Start of RAW DATA

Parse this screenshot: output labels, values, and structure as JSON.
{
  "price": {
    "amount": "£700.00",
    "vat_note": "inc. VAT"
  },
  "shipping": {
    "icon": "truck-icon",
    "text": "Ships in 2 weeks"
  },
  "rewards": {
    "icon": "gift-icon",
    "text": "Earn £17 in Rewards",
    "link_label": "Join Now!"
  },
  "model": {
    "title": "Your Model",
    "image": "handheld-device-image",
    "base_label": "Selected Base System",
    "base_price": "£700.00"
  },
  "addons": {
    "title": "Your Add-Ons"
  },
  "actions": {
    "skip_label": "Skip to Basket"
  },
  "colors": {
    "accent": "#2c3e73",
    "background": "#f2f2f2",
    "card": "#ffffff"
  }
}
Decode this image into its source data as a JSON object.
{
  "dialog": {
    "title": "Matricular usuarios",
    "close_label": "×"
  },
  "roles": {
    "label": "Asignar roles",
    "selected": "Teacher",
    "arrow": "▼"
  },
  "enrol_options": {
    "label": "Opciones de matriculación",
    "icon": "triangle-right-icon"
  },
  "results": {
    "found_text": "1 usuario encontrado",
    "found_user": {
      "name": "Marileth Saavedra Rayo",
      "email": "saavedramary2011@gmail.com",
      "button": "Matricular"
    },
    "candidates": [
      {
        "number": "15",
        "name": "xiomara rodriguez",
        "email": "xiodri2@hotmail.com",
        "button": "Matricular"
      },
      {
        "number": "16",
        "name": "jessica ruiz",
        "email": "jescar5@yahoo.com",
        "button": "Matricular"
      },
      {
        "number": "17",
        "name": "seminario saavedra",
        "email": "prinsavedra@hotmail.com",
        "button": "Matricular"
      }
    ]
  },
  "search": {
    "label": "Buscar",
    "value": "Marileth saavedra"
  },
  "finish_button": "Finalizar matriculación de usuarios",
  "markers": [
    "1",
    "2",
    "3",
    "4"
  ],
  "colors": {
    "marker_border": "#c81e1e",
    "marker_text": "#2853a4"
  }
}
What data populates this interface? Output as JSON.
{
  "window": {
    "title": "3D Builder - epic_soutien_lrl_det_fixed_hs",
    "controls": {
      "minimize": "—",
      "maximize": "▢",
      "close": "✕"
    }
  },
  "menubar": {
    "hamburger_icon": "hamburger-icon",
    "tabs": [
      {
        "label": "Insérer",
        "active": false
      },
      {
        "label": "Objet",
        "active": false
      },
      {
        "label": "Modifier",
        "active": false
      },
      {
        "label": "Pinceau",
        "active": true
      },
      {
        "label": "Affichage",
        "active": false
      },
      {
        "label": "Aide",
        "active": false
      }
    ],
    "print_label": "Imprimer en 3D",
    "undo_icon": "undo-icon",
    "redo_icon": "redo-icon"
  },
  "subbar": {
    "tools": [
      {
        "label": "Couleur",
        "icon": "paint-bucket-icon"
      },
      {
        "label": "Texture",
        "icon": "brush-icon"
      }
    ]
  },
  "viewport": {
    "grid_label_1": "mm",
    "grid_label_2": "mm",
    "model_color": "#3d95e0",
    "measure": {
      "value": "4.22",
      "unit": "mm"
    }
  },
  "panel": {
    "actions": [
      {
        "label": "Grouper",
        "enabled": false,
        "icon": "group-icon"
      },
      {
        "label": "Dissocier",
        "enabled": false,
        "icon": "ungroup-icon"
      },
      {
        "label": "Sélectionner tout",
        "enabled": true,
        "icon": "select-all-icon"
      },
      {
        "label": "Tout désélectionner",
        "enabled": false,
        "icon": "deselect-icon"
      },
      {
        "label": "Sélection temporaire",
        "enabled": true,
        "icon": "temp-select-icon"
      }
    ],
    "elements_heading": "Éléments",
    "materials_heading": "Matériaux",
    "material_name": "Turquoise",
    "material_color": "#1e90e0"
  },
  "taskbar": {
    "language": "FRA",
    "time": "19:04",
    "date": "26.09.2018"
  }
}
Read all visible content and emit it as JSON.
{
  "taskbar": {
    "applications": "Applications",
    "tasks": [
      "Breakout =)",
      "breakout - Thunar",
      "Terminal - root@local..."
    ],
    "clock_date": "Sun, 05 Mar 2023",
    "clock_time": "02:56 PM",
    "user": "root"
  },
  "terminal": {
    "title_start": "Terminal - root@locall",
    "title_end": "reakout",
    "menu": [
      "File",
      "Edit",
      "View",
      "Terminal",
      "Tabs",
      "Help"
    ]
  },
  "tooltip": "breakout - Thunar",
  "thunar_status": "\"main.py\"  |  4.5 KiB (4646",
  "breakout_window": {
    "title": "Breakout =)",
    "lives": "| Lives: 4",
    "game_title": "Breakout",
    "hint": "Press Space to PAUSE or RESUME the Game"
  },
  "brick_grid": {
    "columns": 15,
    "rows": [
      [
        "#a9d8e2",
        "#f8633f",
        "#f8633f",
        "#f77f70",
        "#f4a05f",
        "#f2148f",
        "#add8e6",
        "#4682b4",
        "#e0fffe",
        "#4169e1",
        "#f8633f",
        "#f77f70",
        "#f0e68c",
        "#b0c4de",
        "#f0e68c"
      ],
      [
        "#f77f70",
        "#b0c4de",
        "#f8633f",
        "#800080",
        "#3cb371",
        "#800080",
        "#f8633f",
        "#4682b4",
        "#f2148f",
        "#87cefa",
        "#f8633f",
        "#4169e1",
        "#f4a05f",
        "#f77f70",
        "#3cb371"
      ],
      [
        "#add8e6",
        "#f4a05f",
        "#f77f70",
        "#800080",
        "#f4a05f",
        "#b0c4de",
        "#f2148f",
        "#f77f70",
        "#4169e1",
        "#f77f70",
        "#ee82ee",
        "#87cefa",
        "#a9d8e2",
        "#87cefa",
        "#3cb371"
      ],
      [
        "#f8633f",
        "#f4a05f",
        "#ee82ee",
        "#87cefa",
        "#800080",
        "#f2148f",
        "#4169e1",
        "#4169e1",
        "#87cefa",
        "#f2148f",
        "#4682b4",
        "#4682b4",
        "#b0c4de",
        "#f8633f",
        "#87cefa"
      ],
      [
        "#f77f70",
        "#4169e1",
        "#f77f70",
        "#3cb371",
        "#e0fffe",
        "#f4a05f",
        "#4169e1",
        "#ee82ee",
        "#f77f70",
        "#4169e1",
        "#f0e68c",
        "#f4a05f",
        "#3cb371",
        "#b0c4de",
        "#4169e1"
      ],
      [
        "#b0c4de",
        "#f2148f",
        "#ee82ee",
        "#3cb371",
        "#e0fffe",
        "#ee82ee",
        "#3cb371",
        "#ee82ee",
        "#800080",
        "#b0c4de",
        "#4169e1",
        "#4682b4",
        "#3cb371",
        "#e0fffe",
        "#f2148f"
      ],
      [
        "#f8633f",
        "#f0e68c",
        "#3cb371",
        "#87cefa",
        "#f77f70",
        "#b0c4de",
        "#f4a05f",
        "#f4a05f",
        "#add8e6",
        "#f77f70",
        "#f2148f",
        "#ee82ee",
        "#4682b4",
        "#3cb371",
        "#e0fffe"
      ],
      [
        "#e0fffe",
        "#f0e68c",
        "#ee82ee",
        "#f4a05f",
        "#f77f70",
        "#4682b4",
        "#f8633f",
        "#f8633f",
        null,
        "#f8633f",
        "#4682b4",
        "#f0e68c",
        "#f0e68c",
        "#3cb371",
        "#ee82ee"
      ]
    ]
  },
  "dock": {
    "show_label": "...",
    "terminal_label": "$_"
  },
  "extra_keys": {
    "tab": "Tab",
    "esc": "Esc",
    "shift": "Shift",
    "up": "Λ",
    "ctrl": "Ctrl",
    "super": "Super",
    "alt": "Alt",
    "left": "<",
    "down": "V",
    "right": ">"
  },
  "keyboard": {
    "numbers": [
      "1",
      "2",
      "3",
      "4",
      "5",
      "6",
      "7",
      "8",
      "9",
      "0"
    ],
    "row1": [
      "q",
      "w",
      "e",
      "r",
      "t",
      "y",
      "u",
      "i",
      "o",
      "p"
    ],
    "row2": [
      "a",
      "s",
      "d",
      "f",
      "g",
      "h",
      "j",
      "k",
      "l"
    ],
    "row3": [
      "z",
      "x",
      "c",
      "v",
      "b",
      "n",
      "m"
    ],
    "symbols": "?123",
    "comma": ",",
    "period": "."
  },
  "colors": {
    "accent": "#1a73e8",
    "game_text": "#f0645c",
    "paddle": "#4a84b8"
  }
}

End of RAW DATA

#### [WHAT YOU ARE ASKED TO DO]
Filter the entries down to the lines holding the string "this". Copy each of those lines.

#### [SOLVED EXERCISE]
Parse this screenshot: output labels, values, and structure as JSON.
Decode this image into its source data as a JSON object.
What data populates this interface? Output as JSON.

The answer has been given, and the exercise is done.